*TASK DIRECTIONS*
Where does the string "title" appear in the listing below? Copy every line where it does.

*DATA SHOWN*
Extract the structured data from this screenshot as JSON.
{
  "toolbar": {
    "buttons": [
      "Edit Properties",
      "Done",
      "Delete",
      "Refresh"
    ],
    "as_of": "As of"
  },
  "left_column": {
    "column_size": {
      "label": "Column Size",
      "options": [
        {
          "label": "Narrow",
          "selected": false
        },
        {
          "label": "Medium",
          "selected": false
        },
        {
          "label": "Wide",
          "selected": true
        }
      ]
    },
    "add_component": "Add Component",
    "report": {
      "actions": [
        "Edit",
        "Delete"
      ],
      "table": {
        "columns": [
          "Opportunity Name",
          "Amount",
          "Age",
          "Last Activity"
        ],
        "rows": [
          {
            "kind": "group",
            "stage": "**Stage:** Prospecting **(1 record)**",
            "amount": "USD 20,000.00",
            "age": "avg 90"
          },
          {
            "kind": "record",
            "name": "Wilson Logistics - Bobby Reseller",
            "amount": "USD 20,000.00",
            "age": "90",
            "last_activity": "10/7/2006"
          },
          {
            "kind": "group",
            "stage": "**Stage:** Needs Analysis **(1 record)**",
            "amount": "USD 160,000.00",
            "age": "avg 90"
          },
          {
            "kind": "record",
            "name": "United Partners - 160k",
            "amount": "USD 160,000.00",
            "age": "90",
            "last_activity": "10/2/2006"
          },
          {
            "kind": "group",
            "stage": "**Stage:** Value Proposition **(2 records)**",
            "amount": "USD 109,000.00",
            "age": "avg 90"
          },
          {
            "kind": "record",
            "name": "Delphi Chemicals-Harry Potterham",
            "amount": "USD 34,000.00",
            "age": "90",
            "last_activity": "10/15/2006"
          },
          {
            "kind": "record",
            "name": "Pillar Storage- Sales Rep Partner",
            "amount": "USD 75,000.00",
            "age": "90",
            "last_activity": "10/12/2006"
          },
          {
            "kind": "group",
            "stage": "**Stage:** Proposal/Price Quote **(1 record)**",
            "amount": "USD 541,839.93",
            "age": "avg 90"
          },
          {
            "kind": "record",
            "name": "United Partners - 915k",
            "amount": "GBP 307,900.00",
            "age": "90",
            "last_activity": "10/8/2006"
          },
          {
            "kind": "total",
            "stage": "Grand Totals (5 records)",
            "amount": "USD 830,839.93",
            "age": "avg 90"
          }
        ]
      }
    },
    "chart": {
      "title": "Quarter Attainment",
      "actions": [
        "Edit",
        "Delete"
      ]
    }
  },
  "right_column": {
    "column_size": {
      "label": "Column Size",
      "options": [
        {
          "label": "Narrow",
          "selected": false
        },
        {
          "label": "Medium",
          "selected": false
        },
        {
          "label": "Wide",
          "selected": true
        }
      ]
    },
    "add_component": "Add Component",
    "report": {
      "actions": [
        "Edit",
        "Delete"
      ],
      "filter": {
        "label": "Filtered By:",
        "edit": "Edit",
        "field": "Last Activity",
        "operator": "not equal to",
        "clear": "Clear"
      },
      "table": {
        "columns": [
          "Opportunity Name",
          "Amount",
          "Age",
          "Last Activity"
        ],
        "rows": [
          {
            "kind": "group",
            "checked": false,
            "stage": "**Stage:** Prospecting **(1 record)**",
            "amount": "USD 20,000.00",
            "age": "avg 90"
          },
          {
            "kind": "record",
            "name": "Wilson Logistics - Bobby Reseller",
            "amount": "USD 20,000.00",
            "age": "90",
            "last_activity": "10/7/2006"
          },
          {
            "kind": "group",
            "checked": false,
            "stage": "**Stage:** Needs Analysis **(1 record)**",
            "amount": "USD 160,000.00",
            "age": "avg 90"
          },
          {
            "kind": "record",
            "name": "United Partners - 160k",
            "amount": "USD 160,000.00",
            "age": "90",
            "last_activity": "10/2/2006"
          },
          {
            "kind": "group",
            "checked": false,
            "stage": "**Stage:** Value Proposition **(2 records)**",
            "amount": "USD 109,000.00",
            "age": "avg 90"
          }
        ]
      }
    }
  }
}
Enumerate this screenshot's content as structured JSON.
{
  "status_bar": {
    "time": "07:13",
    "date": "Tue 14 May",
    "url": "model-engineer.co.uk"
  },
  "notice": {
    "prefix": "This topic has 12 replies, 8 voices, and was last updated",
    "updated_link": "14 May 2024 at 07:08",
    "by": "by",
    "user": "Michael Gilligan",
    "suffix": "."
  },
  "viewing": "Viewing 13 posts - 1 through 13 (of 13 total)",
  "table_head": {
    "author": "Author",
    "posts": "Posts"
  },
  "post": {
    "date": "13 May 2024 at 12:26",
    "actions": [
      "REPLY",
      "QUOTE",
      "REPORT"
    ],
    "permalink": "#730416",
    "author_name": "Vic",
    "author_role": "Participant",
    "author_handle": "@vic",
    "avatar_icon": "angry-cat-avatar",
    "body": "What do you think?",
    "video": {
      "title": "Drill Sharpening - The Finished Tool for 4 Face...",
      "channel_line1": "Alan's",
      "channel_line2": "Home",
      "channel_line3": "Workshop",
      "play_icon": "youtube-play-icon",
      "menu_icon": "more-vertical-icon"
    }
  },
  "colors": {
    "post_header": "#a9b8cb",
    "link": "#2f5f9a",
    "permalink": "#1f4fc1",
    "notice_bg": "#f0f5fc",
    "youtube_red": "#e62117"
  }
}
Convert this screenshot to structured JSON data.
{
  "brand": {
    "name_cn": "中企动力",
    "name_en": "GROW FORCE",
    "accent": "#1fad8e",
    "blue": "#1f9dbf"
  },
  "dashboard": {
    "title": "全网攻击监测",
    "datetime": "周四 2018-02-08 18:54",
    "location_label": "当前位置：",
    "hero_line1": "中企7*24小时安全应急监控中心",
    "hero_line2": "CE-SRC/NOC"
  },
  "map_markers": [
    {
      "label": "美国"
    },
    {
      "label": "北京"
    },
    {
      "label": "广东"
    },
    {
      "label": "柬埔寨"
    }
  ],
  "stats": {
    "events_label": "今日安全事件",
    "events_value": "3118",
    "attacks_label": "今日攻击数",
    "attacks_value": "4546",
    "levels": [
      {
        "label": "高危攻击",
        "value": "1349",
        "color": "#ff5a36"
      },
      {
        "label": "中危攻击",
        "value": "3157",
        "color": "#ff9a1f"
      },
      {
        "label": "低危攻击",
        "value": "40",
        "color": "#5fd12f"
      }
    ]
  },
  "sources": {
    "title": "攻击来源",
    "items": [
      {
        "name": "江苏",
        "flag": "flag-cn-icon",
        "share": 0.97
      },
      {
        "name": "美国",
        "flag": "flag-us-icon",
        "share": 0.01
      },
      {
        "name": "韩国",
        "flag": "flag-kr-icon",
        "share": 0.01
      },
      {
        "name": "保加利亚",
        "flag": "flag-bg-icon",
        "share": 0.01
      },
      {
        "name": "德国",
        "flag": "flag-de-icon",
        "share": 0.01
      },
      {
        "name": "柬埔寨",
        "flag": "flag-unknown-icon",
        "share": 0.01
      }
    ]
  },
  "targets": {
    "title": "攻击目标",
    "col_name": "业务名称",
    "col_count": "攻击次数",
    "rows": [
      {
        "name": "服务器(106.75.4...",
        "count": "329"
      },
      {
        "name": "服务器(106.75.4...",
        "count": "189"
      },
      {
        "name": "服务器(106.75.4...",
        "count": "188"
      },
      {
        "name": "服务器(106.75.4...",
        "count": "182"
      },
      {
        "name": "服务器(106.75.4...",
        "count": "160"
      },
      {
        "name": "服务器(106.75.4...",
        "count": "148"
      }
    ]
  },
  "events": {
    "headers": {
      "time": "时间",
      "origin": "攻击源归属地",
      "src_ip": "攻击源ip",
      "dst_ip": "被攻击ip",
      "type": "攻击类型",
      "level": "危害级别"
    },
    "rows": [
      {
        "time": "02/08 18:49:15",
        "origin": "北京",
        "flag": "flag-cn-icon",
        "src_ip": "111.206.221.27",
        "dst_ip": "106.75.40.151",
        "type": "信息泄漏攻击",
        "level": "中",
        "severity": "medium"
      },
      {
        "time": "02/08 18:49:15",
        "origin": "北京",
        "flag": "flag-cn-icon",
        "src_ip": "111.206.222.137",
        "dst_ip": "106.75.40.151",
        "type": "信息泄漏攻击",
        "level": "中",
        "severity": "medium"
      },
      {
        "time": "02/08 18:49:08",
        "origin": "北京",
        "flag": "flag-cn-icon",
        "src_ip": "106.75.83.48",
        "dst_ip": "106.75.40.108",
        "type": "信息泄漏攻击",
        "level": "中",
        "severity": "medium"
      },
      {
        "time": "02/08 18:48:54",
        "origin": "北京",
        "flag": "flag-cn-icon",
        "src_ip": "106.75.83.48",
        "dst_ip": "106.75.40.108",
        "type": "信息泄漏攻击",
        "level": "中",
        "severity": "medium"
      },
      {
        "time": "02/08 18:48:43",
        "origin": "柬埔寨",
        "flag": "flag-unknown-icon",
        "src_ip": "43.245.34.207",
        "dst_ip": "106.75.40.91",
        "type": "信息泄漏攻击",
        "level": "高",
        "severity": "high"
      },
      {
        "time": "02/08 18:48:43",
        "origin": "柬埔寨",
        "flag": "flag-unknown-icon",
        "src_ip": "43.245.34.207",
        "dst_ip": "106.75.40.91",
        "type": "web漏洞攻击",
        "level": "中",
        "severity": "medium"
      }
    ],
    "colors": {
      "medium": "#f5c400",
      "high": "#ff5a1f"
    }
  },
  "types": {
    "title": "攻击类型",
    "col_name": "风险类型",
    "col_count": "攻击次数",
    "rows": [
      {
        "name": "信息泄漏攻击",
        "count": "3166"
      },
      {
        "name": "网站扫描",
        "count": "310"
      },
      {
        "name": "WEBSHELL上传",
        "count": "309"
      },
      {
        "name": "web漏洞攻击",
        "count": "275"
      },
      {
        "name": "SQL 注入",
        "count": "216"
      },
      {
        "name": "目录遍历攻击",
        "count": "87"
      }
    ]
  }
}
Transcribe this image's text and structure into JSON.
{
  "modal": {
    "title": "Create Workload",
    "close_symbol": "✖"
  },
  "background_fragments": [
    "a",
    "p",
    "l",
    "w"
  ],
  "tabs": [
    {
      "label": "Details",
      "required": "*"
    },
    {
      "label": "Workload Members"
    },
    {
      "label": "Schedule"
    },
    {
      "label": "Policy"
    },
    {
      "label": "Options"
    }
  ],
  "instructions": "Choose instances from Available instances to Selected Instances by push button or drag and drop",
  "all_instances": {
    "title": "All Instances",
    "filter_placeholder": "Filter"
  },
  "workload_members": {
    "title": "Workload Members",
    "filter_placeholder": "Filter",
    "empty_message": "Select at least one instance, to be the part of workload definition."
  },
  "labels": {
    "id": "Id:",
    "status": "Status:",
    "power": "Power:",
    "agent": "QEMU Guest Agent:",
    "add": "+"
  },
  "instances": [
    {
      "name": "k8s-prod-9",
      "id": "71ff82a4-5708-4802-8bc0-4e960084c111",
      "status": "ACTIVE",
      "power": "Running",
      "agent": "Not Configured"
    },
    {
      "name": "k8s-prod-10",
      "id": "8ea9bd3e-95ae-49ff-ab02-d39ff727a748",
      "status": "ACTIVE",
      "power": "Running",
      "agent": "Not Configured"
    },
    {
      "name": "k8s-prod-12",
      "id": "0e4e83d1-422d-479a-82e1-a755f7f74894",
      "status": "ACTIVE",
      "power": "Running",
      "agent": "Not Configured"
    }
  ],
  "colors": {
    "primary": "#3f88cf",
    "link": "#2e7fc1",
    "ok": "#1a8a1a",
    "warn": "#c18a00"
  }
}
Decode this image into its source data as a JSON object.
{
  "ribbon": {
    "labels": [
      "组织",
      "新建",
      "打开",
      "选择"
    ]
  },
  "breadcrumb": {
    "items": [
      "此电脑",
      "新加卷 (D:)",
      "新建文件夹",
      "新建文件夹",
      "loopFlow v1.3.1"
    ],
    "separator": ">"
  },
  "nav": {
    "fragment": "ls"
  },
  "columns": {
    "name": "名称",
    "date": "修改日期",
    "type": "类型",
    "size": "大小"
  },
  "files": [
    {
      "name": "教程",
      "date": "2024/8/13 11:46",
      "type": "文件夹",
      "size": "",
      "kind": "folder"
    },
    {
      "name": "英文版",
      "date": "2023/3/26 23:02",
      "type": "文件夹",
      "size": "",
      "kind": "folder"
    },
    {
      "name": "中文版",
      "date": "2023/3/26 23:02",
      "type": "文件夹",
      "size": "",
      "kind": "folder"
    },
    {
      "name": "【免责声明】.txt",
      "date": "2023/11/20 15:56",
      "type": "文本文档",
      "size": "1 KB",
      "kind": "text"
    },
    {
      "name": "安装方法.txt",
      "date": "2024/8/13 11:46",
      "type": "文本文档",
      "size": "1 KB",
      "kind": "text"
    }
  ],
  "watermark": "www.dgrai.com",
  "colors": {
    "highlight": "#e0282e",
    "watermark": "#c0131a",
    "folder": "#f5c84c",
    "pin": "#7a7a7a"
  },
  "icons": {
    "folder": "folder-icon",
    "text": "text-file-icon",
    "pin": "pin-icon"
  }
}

*RESULT OF THE TASK*
      "title": "Quarter Attainment",
      "title": "Drill Sharpening - The Finished Tool for 4 Face...",
    "title": "全网攻击监测",
    "title": "攻击来源",
    "title": "攻击目标",
    "title": "攻击类型",
    "title": "Create Workload",
    "title": "All Instances",
    "title": "Workload Members",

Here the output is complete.